◆ **Instructions for the task**
Return the records as they stand. No picture is to be included.

◆ **Material for the task**
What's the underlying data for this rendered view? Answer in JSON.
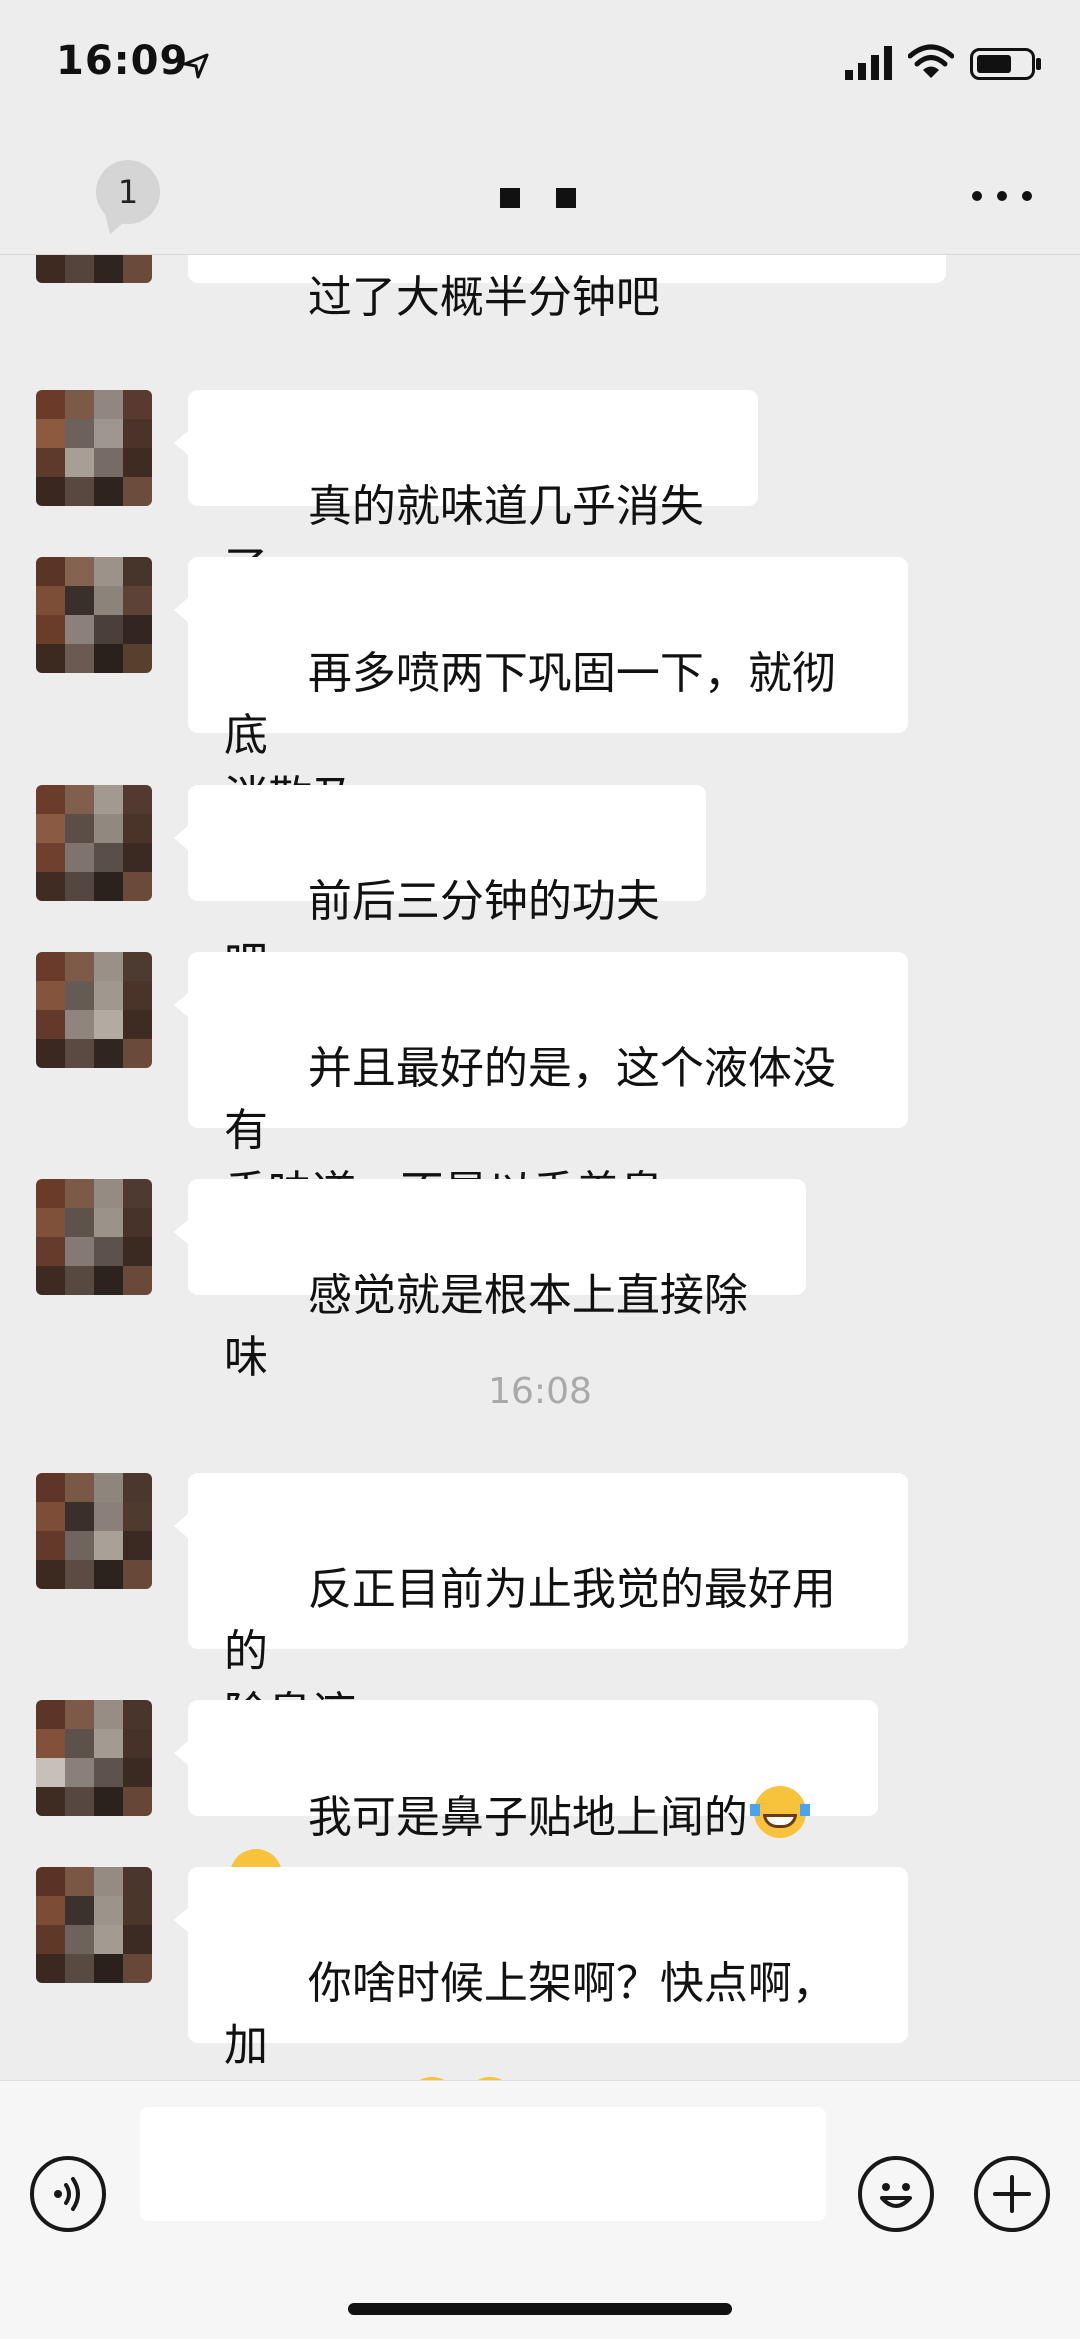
{
  "status_bar": {
    "time": "16:09"
  },
  "header": {
    "unread_count": "1"
  },
  "chat": {
    "messages": [
      {
        "text": "过了大概半分钟吧"
      },
      {
        "text": "真的就味道几乎消失了"
      },
      {
        "text": "再多喷两下巩固一下，就彻底\n消散乃"
      },
      {
        "text": "前后三分钟的功夫吧"
      },
      {
        "text": "并且最好的是，这个液体没有\n香味道，不是以香盖臭"
      },
      {
        "text": "感觉就是根本上直接除味"
      },
      {
        "text": "反正目前为止我觉的最好用的\n除臭液"
      },
      {
        "text": "我可是鼻子贴地上闻的",
        "emoji_icons": [
          "face-with-tears-of-joy-icon",
          "face-with-tears-of-joy-icon"
        ]
      },
      {
        "text": "你啥时候上架啊？快点啊，加\n快点速度",
        "emoji_icons": [
          "grinning-face-icon",
          "grinning-face-icon"
        ]
      }
    ],
    "timestamp": "16:08"
  },
  "input": {
    "value": "",
    "placeholder": ""
  },
  "icons": {
    "voice": "voice-icon",
    "emoji": "emoji-icon",
    "plus": "plus-icon",
    "more": "more-icon"
  }
}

◆ **Reply to the task**
What's the underlying data for this rendered view? Answer in JSON.
{
  "status_bar": {
    "time": "16:09"
  },
  "header": {
    "unread_count": "1"
  },
  "chat": {
    "messages": [
      {
        "text": "过了大概半分钟吧"
      },
      {
        "text": "真的就味道几乎消失了"
      },
      {
        "text": "再多喷两下巩固一下，就彻底\n消散乃"
      },
      {
        "text": "前后三分钟的功夫吧"
      },
      {
        "text": "并且最好的是，这个液体没有\n香味道，不是以香盖臭"
      },
      {
        "text": "感觉就是根本上直接除味"
      },
      {
        "text": "反正目前为止我觉的最好用的\n除臭液"
      },
      {
        "text": "我可是鼻子贴地上闻的",
        "emoji_icons": [
          "face-with-tears-of-joy-icon",
          "face-with-tears-of-joy-icon"
        ]
      },
      {
        "text": "你啥时候上架啊？快点啊，加\n快点速度",
        "emoji_icons": [
          "grinning-face-icon",
          "grinning-face-icon"
        ]
      }
    ],
    "timestamp": "16:08"
  },
  "input": {
    "value": "",
    "placeholder": ""
  },
  "icons": {
    "voice": "voice-icon",
    "emoji": "emoji-icon",
    "plus": "plus-icon",
    "more": "more-icon"
  }
}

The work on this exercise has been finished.